Finally we inch our way into the Mess. Siddappa’s son informs us that Siddappa had a cataract operation that morning. But it doesn’t affect the number of dosas or idli’s being dished out or the pungency of the lipsmacking chutney that accompanies them.It doesn’t affect Siddappa’s spirit either !
The Mess serves only Dosas ( Rs.25 ), Idlis ( Rs.4 ) and a Rice Bhath. No coffee. You wait ( again ) with a square section of banana leaf in hand and a newspaper underneath. The manufacturing section is in the corner and the consumption is…well…on benches all around.

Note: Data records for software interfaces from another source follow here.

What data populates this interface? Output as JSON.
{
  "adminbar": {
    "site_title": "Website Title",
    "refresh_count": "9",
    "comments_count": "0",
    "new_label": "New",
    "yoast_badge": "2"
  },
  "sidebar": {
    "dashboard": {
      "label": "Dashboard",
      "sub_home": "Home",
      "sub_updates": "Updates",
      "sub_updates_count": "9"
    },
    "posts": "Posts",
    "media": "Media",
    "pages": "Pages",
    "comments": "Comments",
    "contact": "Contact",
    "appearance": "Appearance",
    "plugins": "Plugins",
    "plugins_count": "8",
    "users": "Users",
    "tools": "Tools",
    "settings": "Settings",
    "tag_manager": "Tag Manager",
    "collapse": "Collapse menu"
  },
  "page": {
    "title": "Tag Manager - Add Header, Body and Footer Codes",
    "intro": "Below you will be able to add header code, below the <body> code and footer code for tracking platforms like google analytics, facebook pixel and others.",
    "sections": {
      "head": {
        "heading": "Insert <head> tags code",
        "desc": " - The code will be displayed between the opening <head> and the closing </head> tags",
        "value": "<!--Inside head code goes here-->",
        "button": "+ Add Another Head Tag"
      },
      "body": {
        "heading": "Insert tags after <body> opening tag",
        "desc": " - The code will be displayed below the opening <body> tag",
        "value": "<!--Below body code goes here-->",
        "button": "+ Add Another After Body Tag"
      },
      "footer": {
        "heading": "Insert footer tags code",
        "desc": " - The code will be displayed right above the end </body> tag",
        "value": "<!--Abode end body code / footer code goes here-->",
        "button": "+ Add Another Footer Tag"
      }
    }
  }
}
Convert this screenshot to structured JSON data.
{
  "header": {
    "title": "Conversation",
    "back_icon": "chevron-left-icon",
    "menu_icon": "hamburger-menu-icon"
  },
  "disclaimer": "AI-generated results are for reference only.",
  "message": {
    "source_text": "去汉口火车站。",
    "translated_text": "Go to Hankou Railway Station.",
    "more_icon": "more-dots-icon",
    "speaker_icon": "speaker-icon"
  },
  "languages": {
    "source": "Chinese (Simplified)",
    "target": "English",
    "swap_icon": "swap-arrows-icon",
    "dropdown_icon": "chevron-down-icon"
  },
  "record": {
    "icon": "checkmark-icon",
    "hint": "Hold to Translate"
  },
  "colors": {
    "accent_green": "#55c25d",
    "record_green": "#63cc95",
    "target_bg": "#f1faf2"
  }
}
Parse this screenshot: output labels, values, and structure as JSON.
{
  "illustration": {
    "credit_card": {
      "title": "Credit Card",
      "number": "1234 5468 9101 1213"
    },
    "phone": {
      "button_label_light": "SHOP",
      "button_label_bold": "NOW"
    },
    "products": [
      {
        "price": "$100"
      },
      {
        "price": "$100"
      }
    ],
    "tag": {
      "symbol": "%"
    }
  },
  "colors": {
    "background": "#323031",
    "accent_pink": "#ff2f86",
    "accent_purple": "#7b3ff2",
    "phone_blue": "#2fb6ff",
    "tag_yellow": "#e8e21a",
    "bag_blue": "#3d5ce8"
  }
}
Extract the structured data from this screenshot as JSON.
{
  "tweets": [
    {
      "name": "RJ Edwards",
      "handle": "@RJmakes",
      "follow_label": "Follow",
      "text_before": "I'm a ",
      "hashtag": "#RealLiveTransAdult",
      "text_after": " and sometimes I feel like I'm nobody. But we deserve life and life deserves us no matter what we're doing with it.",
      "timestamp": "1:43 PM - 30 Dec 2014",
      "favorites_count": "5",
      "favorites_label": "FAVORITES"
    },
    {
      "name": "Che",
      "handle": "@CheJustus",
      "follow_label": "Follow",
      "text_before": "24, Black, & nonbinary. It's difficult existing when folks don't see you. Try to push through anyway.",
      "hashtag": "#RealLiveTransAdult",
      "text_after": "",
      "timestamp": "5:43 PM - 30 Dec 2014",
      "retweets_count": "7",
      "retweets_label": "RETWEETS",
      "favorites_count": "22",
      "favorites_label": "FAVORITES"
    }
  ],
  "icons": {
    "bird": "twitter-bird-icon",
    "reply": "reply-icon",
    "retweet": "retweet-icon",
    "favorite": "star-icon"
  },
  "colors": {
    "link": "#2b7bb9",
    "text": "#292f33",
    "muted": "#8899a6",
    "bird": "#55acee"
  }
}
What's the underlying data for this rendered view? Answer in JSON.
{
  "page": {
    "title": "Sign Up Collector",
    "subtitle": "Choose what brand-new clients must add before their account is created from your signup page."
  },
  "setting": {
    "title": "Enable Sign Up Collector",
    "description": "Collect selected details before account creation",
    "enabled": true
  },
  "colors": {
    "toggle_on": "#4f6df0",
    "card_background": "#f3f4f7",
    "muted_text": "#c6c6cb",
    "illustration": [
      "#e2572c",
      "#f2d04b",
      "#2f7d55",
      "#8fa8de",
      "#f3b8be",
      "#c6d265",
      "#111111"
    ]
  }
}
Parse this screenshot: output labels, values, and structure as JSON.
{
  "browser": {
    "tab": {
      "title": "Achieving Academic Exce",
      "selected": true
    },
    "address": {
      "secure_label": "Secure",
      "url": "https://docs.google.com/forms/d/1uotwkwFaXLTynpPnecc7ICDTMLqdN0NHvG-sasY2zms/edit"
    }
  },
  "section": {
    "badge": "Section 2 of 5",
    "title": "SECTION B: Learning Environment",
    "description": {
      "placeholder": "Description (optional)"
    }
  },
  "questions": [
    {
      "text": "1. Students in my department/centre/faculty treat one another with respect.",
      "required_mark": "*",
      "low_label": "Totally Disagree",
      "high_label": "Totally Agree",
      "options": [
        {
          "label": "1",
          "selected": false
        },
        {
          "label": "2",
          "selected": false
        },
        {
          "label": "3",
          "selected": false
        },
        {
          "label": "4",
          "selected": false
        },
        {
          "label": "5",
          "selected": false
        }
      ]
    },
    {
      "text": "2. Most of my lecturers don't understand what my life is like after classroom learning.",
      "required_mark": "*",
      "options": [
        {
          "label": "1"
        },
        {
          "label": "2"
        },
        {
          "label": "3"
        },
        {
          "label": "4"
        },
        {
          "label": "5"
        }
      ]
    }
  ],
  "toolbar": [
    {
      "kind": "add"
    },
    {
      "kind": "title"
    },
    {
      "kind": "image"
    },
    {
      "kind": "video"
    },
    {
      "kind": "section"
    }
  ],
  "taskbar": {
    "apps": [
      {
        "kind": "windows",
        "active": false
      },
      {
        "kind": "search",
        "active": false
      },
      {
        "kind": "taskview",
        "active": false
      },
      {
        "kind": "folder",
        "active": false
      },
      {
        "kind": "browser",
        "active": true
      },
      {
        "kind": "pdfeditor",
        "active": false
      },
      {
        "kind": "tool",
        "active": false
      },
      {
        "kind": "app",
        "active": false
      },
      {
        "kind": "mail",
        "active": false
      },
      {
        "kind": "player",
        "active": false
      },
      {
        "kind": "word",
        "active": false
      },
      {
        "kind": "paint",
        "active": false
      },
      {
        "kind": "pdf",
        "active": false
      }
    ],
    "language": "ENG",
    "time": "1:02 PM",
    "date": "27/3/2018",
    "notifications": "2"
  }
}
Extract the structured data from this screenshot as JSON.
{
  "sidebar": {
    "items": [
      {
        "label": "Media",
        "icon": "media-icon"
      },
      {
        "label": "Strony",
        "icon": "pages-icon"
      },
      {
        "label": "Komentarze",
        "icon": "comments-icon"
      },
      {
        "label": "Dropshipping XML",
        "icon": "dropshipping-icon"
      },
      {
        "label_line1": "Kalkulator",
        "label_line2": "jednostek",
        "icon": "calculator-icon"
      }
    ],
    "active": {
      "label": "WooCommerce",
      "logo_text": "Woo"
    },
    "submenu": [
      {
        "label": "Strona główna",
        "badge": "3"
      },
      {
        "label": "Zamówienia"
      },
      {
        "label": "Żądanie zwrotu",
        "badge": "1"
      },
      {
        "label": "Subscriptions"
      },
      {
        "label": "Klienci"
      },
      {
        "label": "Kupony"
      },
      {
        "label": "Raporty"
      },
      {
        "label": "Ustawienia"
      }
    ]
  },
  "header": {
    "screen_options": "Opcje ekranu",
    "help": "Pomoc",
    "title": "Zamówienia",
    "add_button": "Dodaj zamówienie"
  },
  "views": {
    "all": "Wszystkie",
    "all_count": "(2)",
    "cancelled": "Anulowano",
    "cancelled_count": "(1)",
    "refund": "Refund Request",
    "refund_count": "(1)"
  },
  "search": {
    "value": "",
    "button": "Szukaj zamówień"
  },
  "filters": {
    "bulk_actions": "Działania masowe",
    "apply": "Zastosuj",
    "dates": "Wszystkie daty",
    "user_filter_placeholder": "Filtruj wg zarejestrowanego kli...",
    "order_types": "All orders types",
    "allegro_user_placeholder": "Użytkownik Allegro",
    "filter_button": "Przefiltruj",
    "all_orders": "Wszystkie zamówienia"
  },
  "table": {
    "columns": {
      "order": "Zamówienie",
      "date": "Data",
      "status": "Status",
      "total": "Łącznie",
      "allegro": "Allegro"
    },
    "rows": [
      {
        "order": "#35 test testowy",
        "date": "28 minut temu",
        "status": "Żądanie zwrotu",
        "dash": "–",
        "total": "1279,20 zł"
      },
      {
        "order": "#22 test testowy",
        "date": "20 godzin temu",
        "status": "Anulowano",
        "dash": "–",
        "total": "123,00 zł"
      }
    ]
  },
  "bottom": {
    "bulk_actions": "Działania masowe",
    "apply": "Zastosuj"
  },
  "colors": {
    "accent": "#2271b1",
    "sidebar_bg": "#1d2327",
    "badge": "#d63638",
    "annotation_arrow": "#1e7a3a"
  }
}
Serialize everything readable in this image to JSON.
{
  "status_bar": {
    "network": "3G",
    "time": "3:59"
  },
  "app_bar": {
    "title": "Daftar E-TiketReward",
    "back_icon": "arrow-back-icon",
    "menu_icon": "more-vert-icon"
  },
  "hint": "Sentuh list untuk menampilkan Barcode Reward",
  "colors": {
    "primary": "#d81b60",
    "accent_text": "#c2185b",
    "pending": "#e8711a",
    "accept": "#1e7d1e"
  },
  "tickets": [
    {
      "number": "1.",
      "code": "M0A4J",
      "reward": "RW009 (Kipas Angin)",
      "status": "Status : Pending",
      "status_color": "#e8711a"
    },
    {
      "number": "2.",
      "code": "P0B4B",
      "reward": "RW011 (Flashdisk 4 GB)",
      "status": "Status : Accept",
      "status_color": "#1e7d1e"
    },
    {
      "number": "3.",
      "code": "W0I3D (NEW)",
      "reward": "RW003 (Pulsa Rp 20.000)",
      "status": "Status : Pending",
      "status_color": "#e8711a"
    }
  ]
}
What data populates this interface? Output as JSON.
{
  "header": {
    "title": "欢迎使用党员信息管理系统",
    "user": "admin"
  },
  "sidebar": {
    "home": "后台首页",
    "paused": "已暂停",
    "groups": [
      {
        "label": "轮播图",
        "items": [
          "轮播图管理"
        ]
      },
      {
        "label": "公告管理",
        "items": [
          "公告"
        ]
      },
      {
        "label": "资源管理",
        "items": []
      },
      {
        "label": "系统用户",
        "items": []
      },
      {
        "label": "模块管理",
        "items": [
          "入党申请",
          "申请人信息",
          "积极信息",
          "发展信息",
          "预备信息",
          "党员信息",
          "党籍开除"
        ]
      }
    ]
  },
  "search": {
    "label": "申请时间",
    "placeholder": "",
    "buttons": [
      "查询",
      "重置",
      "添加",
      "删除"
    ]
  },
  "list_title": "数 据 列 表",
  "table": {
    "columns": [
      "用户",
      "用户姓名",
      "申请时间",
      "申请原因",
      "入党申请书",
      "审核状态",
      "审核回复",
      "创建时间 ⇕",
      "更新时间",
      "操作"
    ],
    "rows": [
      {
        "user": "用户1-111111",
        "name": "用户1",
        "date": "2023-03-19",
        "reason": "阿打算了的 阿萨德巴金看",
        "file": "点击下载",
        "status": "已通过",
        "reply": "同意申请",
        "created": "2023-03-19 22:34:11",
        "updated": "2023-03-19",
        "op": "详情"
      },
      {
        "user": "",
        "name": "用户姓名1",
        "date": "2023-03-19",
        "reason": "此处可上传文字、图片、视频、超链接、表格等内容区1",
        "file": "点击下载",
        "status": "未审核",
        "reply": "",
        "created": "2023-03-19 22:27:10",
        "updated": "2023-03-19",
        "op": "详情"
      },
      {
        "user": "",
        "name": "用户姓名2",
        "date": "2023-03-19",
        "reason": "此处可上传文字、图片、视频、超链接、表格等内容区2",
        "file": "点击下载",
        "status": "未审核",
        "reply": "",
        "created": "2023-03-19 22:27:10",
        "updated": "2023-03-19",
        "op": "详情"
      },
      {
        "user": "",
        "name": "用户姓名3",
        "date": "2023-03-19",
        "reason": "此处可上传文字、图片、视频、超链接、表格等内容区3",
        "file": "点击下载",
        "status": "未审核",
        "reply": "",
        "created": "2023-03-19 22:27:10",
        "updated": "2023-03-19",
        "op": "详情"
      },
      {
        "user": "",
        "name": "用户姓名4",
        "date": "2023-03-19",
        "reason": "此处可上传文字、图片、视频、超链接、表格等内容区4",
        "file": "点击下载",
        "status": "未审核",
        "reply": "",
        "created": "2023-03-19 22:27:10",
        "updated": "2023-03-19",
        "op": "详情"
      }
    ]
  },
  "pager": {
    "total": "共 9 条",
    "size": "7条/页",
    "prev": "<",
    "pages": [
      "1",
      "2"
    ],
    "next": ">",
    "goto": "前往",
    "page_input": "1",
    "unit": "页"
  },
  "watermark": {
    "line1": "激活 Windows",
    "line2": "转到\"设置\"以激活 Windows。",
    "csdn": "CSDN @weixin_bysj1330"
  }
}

Dosas are thumped into your hands, chutney is poured with quick efficiency ( no plates or bowls to wash here ) and the business of eating begins without any need for pleasantries. The Thuppa Dosas are simply divine, ensuring that conversations are kept to the bare minimum- ” Chutney hakiree” or ” Innondu dosa kodi “ and finally, when you’ve totally had it, ” Saaku ! Saaku ! “
The crisp Masala Dosas are given in halves just in case we can’t eat it all, but I do know many who most definitely can ! That wonderful man, the botanist Benjamin Heynes, suddenly comes to mind. He was responsible for the first crop of potatoes grown in Bangalore at Nandi Hills, under the strict eye of a certain Colonel Cuppage. Thanks to them, the Masala Dosa may never go out of style for want of `potato palya ‘ .
The Dosas and featherweight Idli’s have lived up to their reputation of excellence and no wonder, considering Siddappa served only Idli’s for many years. The temptation to attempt another round is irresistable, but not advisable as it won’t go down too well with the establishment. There’s a long line waiting outside. When done, wash your hands, pay up ( there’s no cash counter, Siddapppa’s son sits under a tree for collections ) and wander through the Mutt for a bit.
At Siddappa’s Mess it ‘s not an Idli or a Dosa you pay for, but an experience. But then, for me, this is what life’s all about. Moments like this one that go beyond our daily transactions or the passive motions of living, snatched from a busy schedule to add richness to our lives.
On the way back, stop at the Chamundeshwari Coffee Works for a cup of strong South Indian coffee. No expresso-shepresso will do after this outstanding breakfast. Cup in hand, stand under the tree at the corner of the footpath and linger for a bit. We’ve almost forgotten how to linger, no ? Then get set for a great day. It’s already begun on just the right note.
Siddappa’s famous Dosas and Idli’s can be found opposite Geo Hotel, at the Panchalingeshwara Temple, # 38, 7th Main, 5th Cross, Sampangiram Nagar, Bangalore. He starts at 8:30 am and goes on for about three hours thereafter.